• _Assigned task_
Your answer should be the records below, repeated exactly as they stand.

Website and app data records

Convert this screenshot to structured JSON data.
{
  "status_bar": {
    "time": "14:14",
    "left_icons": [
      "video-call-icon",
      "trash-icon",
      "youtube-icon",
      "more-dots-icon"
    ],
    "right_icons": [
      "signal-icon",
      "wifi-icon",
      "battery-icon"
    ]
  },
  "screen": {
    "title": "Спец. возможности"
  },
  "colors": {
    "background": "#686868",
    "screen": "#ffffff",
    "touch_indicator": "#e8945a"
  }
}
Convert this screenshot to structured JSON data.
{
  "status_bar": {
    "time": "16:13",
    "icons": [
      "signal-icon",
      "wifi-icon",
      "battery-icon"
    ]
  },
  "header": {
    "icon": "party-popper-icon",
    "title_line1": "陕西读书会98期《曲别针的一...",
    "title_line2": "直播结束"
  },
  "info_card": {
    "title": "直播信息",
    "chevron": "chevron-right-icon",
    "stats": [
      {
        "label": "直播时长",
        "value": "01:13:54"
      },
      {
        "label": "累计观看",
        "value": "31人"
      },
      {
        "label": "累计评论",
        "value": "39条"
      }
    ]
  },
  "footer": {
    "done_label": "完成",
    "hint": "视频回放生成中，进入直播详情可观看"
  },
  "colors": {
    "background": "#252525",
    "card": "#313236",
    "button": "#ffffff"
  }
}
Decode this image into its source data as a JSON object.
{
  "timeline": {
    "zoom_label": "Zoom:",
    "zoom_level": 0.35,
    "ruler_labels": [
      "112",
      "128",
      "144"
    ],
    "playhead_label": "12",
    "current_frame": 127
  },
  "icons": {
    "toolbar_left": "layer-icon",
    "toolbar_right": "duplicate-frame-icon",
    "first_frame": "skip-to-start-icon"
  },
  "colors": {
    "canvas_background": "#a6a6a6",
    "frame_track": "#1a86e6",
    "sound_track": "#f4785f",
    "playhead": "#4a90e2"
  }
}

• _Task output_
Convert this screenshot to structured JSON data.
{
  "status_bar": {
    "time": "14:14",
    "left_icons": [
      "video-call-icon",
      "trash-icon",
      "youtube-icon",
      "more-dots-icon"
    ],
    "right_icons": [
      "signal-icon",
      "wifi-icon",
      "battery-icon"
    ]
  },
  "screen": {
    "title": "Спец. возможности"
  },
  "colors": {
    "background": "#686868",
    "screen": "#ffffff",
    "touch_indicator": "#e8945a"
  }
}
Convert this screenshot to structured JSON data.
{
  "status_bar": {
    "time": "16:13",
    "icons": [
      "signal-icon",
      "wifi-icon",
      "battery-icon"
    ]
  },
  "header": {
    "icon": "party-popper-icon",
    "title_line1": "陕西读书会98期《曲别针的一...",
    "title_line2": "直播结束"
  },
  "info_card": {
    "title": "直播信息",
    "chevron": "chevron-right-icon",
    "stats": [
      {
        "label": "直播时长",
        "value": "01:13:54"
      },
      {
        "label": "累计观看",
        "value": "31人"
      },
      {
        "label": "累计评论",
        "value": "39条"
      }
    ]
  },
  "footer": {
    "done_label": "完成",
    "hint": "视频回放生成中，进入直播详情可观看"
  },
  "colors": {
    "background": "#252525",
    "card": "#313236",
    "button": "#ffffff"
  }
}
Decode this image into its source data as a JSON object.
{
  "timeline": {
    "zoom_label": "Zoom:",
    "zoom_level": 0.35,
    "ruler_labels": [
      "112",
      "128",
      "144"
    ],
    "playhead_label": "12",
    "current_frame": 127
  },
  "icons": {
    "toolbar_left": "layer-icon",
    "toolbar_right": "duplicate-frame-icon",
    "first_frame": "skip-to-start-icon"
  },
  "colors": {
    "canvas_background": "#a6a6a6",
    "frame_track": "#1a86e6",
    "sound_track": "#f4785f",
    "playhead": "#4a90e2"
  }
}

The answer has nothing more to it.